**Available records**.
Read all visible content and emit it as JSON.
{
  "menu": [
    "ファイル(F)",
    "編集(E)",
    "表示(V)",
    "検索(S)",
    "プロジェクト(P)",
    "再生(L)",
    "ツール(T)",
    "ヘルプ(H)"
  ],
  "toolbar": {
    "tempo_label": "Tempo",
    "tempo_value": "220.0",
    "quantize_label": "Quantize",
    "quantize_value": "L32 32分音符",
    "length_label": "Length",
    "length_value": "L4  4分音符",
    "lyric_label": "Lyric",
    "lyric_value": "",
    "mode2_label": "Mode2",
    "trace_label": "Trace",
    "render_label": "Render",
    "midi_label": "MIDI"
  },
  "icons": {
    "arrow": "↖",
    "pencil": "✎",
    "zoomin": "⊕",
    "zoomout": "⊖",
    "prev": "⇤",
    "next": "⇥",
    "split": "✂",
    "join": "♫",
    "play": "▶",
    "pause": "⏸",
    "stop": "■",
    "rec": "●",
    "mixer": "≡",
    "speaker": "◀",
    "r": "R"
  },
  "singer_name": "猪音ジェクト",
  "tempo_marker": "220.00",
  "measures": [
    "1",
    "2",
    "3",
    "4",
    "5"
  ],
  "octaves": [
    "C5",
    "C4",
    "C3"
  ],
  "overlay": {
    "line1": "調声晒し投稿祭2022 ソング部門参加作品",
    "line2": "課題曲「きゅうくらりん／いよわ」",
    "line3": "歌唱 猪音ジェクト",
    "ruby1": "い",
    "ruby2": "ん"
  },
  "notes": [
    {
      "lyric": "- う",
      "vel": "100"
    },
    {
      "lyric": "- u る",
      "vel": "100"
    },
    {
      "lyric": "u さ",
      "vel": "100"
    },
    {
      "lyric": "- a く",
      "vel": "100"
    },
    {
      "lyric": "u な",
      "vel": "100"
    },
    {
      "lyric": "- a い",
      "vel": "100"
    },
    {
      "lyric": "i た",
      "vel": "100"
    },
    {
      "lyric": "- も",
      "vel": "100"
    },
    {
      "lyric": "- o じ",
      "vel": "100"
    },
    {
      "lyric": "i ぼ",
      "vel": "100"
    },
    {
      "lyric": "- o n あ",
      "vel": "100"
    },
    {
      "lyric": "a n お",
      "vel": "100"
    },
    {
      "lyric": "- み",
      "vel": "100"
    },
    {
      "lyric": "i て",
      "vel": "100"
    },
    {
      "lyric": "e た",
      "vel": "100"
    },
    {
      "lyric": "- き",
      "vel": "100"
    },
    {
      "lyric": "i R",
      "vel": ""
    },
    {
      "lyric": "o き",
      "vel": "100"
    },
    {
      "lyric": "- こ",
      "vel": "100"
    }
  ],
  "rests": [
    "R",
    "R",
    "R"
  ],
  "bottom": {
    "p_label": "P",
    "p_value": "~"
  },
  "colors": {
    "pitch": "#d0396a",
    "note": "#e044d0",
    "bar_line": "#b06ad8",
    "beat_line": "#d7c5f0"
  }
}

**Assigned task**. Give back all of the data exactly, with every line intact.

**Response for this exercise**.
Read all visible content and emit it as JSON.
{
  "menu": [
    "ファイル(F)",
    "編集(E)",
    "表示(V)",
    "検索(S)",
    "プロジェクト(P)",
    "再生(L)",
    "ツール(T)",
    "ヘルプ(H)"
  ],
  "toolbar": {
    "tempo_label": "Tempo",
    "tempo_value": "220.0",
    "quantize_label": "Quantize",
    "quantize_value": "L32 32分音符",
    "length_label": "Length",
    "length_value": "L4  4分音符",
    "lyric_label": "Lyric",
    "lyric_value": "",
    "mode2_label": "Mode2",
    "trace_label": "Trace",
    "render_label": "Render",
    "midi_label": "MIDI"
  },
  "icons": {
    "arrow": "↖",
    "pencil": "✎",
    "zoomin": "⊕",
    "zoomout": "⊖",
    "prev": "⇤",
    "next": "⇥",
    "split": "✂",
    "join": "♫",
    "play": "▶",
    "pause": "⏸",
    "stop": "■",
    "rec": "●",
    "mixer": "≡",
    "speaker": "◀",
    "r": "R"
  },
  "singer_name": "猪音ジェクト",
  "tempo_marker": "220.00",
  "measures": [
    "1",
    "2",
    "3",
    "4",
    "5"
  ],
  "octaves": [
    "C5",
    "C4",
    "C3"
  ],
  "overlay": {
    "line1": "調声晒し投稿祭2022 ソング部門参加作品",
    "line2": "課題曲「きゅうくらりん／いよわ」",
    "line3": "歌唱 猪音ジェクト",
    "ruby1": "い",
    "ruby2": "ん"
  },
  "notes": [
    {
      "lyric": "- う",
      "vel": "100"
    },
    {
      "lyric": "- u る",
      "vel": "100"
    },
    {
      "lyric": "u さ",
      "vel": "100"
    },
    {
      "lyric": "- a く",
      "vel": "100"
    },
    {
      "lyric": "u な",
      "vel": "100"
    },
    {
      "lyric": "- a い",
      "vel": "100"
    },
    {
      "lyric": "i た",
      "vel": "100"
    },
    {
      "lyric": "- も",
      "vel": "100"
    },
    {
      "lyric": "- o じ",
      "vel": "100"
    },
    {
      "lyric": "i ぼ",
      "vel": "100"
    },
    {
      "lyric": "- o n あ",
      "vel": "100"
    },
    {
      "lyric": "a n お",
      "vel": "100"
    },
    {
      "lyric": "- み",
      "vel": "100"
    },
    {
      "lyric": "i て",
      "vel": "100"
    },
    {
      "lyric": "e た",
      "vel": "100"
    },
    {
      "lyric": "- き",
      "vel": "100"
    },
    {
      "lyric": "i R",
      "vel": ""
    },
    {
      "lyric": "o き",
      "vel": "100"
    },
    {
      "lyric": "- こ",
      "vel": "100"
    }
  ],
  "rests": [
    "R",
    "R",
    "R"
  ],
  "bottom": {
    "p_label": "P",
    "p_value": "~"
  },
  "colors": {
    "pitch": "#d0396a",
    "note": "#e044d0",
    "bar_line": "#b06ad8",
    "beat_line": "#d7c5f0"
  }
}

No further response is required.